In May 2012 Wikimapia announced that all the content was available under Creative Commons License Attribution-ShareAlike (CC BY-SA) This means that Wikimapia claims to offer all of its data for sharing, recasting, transforming or adapting in any form recognizably derived from the original for any use. Licensees must distribute derivative works only under a license identical to the license that governs the original work.
Despite this, because the WikiMapia's geo-located data is largely derived from aerial imagery provided from Google Maps (whose imagery is from a number of partners including TerraMetrics, Bluesky), the dataset (and any further derivations from it) may constitute a "derived work". Whilst dependent on jurisdiction, the principle allows aerial photography companies to license their exclusive right to derive geo-data from their imagery (commercially, or under proprietary restrictions). Although Google are (as of July 2012), not known to have launched copyright actions in the courts over use of aerial imagery, their terms of service do include a specific provision barring 'derivations' without a license from Google. Concerns have been raised about this.[by whom?]

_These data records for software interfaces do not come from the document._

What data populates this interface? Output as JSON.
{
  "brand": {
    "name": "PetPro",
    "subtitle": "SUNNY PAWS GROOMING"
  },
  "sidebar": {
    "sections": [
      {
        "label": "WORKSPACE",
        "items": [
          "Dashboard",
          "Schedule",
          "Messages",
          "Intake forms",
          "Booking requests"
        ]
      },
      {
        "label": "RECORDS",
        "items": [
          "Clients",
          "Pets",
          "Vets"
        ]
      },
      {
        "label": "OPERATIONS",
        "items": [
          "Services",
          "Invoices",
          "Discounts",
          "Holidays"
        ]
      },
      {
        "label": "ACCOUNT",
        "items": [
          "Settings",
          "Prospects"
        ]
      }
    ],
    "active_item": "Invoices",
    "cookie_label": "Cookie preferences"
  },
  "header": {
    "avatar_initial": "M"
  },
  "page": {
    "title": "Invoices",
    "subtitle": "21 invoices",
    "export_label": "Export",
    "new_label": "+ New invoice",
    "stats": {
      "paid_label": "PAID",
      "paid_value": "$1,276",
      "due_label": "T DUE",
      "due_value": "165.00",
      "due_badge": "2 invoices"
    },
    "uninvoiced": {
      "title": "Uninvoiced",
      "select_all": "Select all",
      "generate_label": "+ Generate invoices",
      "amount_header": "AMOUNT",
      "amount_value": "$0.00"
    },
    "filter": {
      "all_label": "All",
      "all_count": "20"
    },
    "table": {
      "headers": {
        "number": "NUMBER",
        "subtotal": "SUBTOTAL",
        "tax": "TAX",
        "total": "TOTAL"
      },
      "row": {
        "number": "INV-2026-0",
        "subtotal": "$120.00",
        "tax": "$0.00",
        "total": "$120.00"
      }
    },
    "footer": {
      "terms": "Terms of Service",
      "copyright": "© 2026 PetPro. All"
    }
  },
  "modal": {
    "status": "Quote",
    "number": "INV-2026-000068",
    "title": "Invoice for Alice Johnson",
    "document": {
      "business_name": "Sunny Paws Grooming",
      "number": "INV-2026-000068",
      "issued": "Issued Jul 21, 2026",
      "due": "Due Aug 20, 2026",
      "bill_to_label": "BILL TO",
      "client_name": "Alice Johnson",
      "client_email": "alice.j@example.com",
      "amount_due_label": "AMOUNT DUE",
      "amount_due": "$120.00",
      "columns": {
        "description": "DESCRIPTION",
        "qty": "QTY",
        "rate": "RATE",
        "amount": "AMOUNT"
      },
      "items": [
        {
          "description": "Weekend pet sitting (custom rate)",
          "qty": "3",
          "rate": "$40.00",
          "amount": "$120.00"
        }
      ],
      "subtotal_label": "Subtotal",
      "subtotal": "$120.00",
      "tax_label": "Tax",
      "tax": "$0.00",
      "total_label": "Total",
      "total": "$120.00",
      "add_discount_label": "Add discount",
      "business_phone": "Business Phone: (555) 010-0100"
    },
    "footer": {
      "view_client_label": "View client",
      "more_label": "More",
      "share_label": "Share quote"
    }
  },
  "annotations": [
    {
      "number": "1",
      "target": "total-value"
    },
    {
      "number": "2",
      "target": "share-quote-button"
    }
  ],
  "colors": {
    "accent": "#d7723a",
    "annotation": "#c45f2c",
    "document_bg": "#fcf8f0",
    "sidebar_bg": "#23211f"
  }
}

 Business model
The site generates some income using Google ads.
Limited WikiMapia functionality is available on:
- Google Earth, using Google Earth dynamic layer in KML file.
- Embedded in any HTML page.
- Most Java-enabled cellphones using 3rd party software such as Mobile GMaps.
- iOS (iPhone/iPad) application.
 See also
- Collaborative mapping
- Google Earth
- Google Map Maker
- List of GPS Software for Mobile Phones
- List of wikis
- Participatory GIS
- Public Participation GIS
|Wikimedia Commons has media related to: WikiMapia|
- Wikimapia.org: Wikimapia.org
- "Wikimapia.org Site Info". Alexa Internet. Retrieved 2013-04-22.
- Wikimapia.org: Wikimapia Help/FAQ page, section "Is it WikiMapia or Wikimapia?" Quote: This website is usually more referred to as Wikimapia. Accessed on 2013-03-04.
- Wikimapia.org: "Places total" statistics page. Accessed on 2013-02-27.
- Wikimapia.org: "About Wikimapia" documentation page. Accessed on 2013-02-27.
- Wikimapia.org: "User count" statistics page. Accessed on 2013-02-27.
- Wikimapia.org: "Happy Birthday Wikimapia!" forum page
- Google.com: "Google Maps/Earth Additional Terms of Service", Section's 2(a), 2(b).
- Wikimapia.org: CC-BY-SA Clarifcation forum page.
- Wikimapia.org: Wikimapia's main page, menu "Login"/"Map on your page".